*Excerpted data:*
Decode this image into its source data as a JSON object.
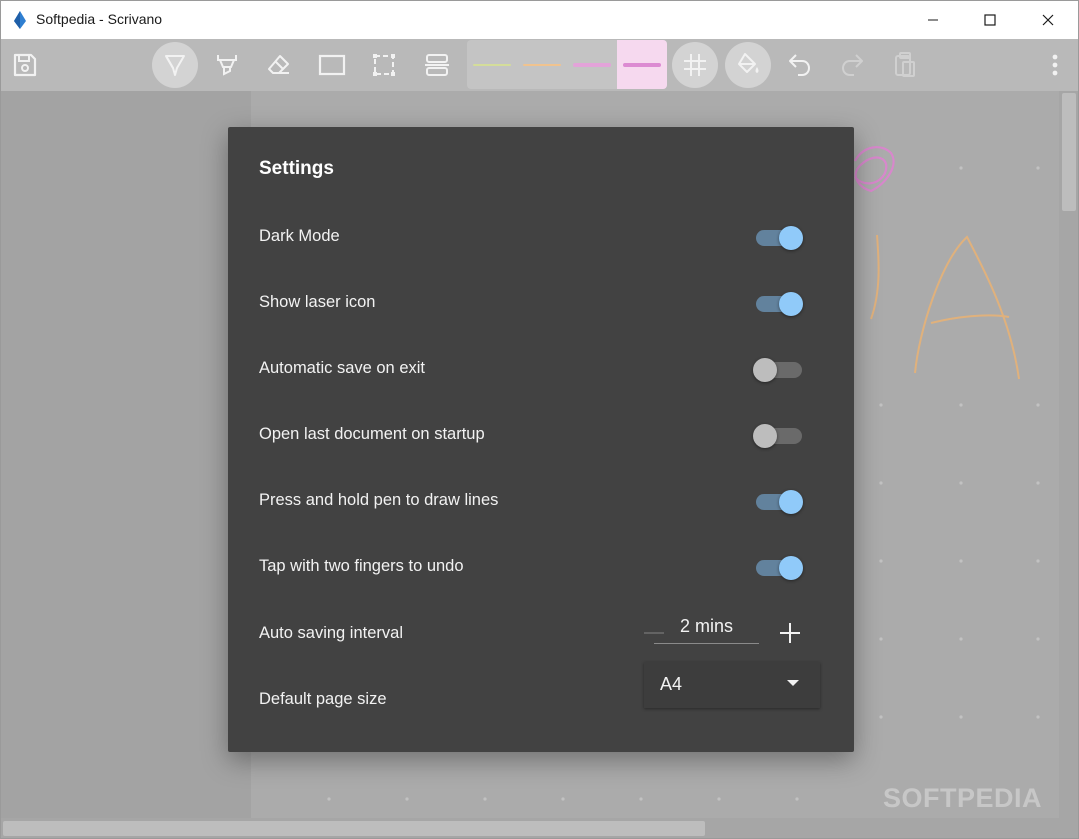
{
  "window": {
    "title": "Softpedia - Scrivano"
  },
  "toolbar": {
    "tools": [
      {
        "name": "save-icon"
      },
      {
        "name": "pen-icon",
        "active": true
      },
      {
        "name": "highlighter-icon"
      },
      {
        "name": "eraser-icon"
      },
      {
        "name": "rectangle-icon"
      },
      {
        "name": "selection-icon"
      },
      {
        "name": "insert-space-icon"
      }
    ],
    "colors": [
      {
        "color": "#d4dd9a",
        "selected": false
      },
      {
        "color": "#f0c38f",
        "selected": false
      },
      {
        "color": "#e3a3d9",
        "selected": false
      },
      {
        "color": "#dc8bd2",
        "selected": true
      }
    ],
    "right_tools": [
      "grid-icon",
      "fill-icon",
      "undo-icon",
      "redo-icon",
      "paste-icon",
      "more-icon"
    ]
  },
  "settings": {
    "title": "Settings",
    "toggles": [
      {
        "label": "Dark Mode",
        "on": true
      },
      {
        "label": "Show laser icon",
        "on": true
      },
      {
        "label": "Automatic save on exit",
        "on": false
      },
      {
        "label": "Open last document on startup",
        "on": false
      },
      {
        "label": "Press and hold pen to draw lines",
        "on": true
      },
      {
        "label": "Tap with two fingers to undo",
        "on": true
      }
    ],
    "auto_save": {
      "label": "Auto saving interval",
      "value": "2 mins"
    },
    "page_size": {
      "label": "Default page size",
      "value": "A4"
    }
  },
  "watermark": "SOFTPEDIA",
  "colors": {
    "accent": "#90caf9",
    "dialog_bg": "#424242",
    "toggle_on_track": "#62829d"
  }
}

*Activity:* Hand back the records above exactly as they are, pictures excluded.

*Solution:*
Decode this image into its source data as a JSON object.
{
  "window": {
    "title": "Softpedia - Scrivano"
  },
  "toolbar": {
    "tools": [
      {
        "name": "save-icon"
      },
      {
        "name": "pen-icon",
        "active": true
      },
      {
        "name": "highlighter-icon"
      },
      {
        "name": "eraser-icon"
      },
      {
        "name": "rectangle-icon"
      },
      {
        "name": "selection-icon"
      },
      {
        "name": "insert-space-icon"
      }
    ],
    "colors": [
      {
        "color": "#d4dd9a",
        "selected": false
      },
      {
        "color": "#f0c38f",
        "selected": false
      },
      {
        "color": "#e3a3d9",
        "selected": false
      },
      {
        "color": "#dc8bd2",
        "selected": true
      }
    ],
    "right_tools": [
      "grid-icon",
      "fill-icon",
      "undo-icon",
      "redo-icon",
      "paste-icon",
      "more-icon"
    ]
  },
  "settings": {
    "title": "Settings",
    "toggles": [
      {
        "label": "Dark Mode",
        "on": true
      },
      {
        "label": "Show laser icon",
        "on": true
      },
      {
        "label": "Automatic save on exit",
        "on": false
      },
      {
        "label": "Open last document on startup",
        "on": false
      },
      {
        "label": "Press and hold pen to draw lines",
        "on": true
      },
      {
        "label": "Tap with two fingers to undo",
        "on": true
      }
    ],
    "auto_save": {
      "label": "Auto saving interval",
      "value": "2 mins"
    },
    "page_size": {
      "label": "Default page size",
      "value": "A4"
    }
  },
  "watermark": "SOFTPEDIA",
  "colors": {
    "accent": "#90caf9",
    "dialog_bg": "#424242",
    "toggle_on_track": "#62829d"
  }
}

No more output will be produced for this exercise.